Sparkles and Stretchmarks’ blog post this week about Disney’s confusion over allowing a boy to attend their Princess day experience has got me thinking.
I’d consider myself a feminist. I try to educate myself about the issues facing LGBT+ people, and I hope I’d be considered an ally! I am anti gendered toys (I write, as my son charges around the kitchen with his baby doll in a buggy).
But what would I do if my son asked for pink sparkly shoes?
I’ll be honest, this has already happened once, and I’m not sure I’m proud of the fact that I said no.
In my defence, as weak as this sounds, I could only afford to get him one pair of shoes, and they had to be suitable for every occasion – I’m sure parents of girls would try to divert them away from the sparkly ones if they were in the same situation.
Now that he’s a bit older, and I don’t mind the thought of him being in cheap Primark shoes instead of expensive Clarks ones from time to time, pink sparkly shoes don’t sound as financially scary. Obviously, I’d worry that he’d be the butt of some less than intelligent comments, but I know that the people who matter would not have a problem with it.
X is an intelligent 3 year old who knows his own mind. He wants long hair, he often has his nails painted, and on the rare occasion we go clothes shopping, I let him pick. He loves cars more than life and that’s entirely his choice – they were never pushed on him, and he’s always had a variety of toys, including those more traditionally associated with girls.
The prevalence of campaigns like #lettoysbetoys, and the results of the BBC documentary “No More Boys and Girls” proves that we are, as parents, becoming more aware that “traditional” gender ideas could actually be damaging our children’s potential.
I grew up as a bit of a tomboy – I’m still not hugely keen on floaty dresses, or bright pink fluffy things. But that’s not seen as anything bad – whereas if a boy shows more interest in skirts and sparkles they’re brandished as “girly” like it’s something negative.
If we define anything for girls as being “not good enough” for boys, that’s how our children will grow up to see the world – with men the stronger and more capable. And that’s not just a bad thing for girls – boys are growing up expecting to be silent and “man up” when it comes to problems. X came home from nursery saying “big boys don’t cry” and it broke my heart – such messages, and expectations, are the root cause of the high rate of male suicide. This isn’t something that should be ingrained in our children’s moldable minds at such an early age!
What if my son wants Pink Sparkly Shoes?
If a young boy feels happy in a princess dress, we should encourage that freedom of expression, that imagination. Telling them now that he must act and behave in a certain way just because of his genitalia is bonkers. It wasn’t that long ago that pink was considered “too strong” a colour for girls, and blue “too weak” for boys – times change and so should we. I often find myself quoting the legend that is Tim Minchin – “I don’t believe just ‘cos ideas are tenacious it means they’re worthy“. Just because something has been done a certain way for a long while it doesn’t make it RIGHT.

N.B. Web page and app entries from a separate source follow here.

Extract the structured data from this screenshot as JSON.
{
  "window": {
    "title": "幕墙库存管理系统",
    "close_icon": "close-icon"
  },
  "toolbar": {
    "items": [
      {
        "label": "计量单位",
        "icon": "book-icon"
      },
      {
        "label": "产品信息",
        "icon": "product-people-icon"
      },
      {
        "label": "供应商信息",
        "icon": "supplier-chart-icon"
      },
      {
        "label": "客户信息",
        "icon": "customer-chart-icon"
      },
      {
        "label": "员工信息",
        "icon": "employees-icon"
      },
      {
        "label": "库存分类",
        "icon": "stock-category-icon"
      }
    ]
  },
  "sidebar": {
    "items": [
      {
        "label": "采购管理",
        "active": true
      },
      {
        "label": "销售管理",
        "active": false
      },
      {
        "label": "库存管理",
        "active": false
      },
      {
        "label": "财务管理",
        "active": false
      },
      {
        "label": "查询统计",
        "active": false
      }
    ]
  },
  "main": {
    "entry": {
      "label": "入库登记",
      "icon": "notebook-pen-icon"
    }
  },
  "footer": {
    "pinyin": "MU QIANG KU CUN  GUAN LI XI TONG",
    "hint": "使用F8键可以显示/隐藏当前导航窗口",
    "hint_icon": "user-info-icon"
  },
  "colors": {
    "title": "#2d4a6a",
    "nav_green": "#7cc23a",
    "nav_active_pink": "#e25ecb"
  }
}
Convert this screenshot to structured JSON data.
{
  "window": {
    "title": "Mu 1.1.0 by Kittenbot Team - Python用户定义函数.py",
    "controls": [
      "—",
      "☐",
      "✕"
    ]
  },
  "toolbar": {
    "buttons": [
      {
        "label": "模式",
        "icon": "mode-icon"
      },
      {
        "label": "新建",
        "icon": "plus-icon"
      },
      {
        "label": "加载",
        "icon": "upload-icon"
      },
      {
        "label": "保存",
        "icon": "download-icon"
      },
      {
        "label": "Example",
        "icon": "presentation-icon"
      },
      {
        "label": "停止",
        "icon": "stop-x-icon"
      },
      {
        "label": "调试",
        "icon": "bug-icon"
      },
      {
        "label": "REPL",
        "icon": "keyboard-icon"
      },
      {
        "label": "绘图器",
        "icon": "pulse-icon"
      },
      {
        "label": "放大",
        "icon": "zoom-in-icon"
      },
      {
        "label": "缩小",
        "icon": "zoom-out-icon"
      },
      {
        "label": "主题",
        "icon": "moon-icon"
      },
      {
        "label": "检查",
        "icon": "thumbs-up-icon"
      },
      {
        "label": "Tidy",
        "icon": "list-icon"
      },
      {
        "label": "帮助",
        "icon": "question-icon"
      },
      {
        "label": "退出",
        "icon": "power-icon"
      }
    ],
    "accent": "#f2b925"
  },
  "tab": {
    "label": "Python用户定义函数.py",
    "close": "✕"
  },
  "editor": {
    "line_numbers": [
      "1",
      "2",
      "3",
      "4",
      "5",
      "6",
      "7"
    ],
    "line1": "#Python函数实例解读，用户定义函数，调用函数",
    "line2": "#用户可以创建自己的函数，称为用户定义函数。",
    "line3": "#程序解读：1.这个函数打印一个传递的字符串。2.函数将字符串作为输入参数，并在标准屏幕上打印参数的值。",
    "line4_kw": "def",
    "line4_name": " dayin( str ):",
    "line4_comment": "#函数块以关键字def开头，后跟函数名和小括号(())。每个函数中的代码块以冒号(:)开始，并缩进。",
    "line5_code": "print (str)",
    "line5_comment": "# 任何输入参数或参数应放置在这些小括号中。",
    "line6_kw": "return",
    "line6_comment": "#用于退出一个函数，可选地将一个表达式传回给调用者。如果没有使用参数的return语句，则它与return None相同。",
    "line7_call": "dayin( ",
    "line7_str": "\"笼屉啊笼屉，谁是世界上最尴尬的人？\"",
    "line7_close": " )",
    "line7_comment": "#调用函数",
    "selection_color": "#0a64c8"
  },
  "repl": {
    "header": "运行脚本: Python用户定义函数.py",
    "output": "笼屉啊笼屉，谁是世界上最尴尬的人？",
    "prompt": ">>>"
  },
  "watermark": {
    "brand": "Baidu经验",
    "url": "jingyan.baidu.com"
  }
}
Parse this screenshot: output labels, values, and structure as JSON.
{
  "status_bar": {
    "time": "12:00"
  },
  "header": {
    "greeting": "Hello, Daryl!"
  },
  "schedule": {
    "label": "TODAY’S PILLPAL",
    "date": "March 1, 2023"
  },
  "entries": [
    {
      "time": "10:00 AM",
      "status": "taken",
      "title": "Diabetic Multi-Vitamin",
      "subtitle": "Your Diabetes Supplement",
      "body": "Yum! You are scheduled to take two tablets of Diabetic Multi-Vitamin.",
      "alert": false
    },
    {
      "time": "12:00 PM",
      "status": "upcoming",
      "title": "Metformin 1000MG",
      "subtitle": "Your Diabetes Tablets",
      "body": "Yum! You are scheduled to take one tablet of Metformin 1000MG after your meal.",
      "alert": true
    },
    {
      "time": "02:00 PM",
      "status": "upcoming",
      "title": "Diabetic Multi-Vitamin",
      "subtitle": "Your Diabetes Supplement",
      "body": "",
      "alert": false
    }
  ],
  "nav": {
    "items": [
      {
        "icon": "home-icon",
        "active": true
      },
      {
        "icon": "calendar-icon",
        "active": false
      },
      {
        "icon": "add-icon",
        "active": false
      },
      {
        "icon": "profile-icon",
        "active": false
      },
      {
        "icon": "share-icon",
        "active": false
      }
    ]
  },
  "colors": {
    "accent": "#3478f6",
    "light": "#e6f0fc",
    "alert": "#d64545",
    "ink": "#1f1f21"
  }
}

I know Disney have confirmed that it isn’t in their policy to deny boys the same experiences as girls at their parks, and I believe they have since changed some wording on their website after Hayley at Sparkles and Stretchmarks wrote her post – which is great, and I hope her little boy enjoys his Princess day! I remember, many moons ago, going out for a meal with my family, and a clown came round making balloon animals. My brother asked for a sword, and was made one. I asked for one too – so we could play fight, obviously – but the clown refused and gave me a flower. It really upset me, even then, that I wasn’t “allowed” something purely because I was a girl.
Equality is a two way street – and until we’re able to stop treating boys and girls differently in childhood, we’ll never get there.
Oh, and I still used that damn flower as a sword, by the way. 🙂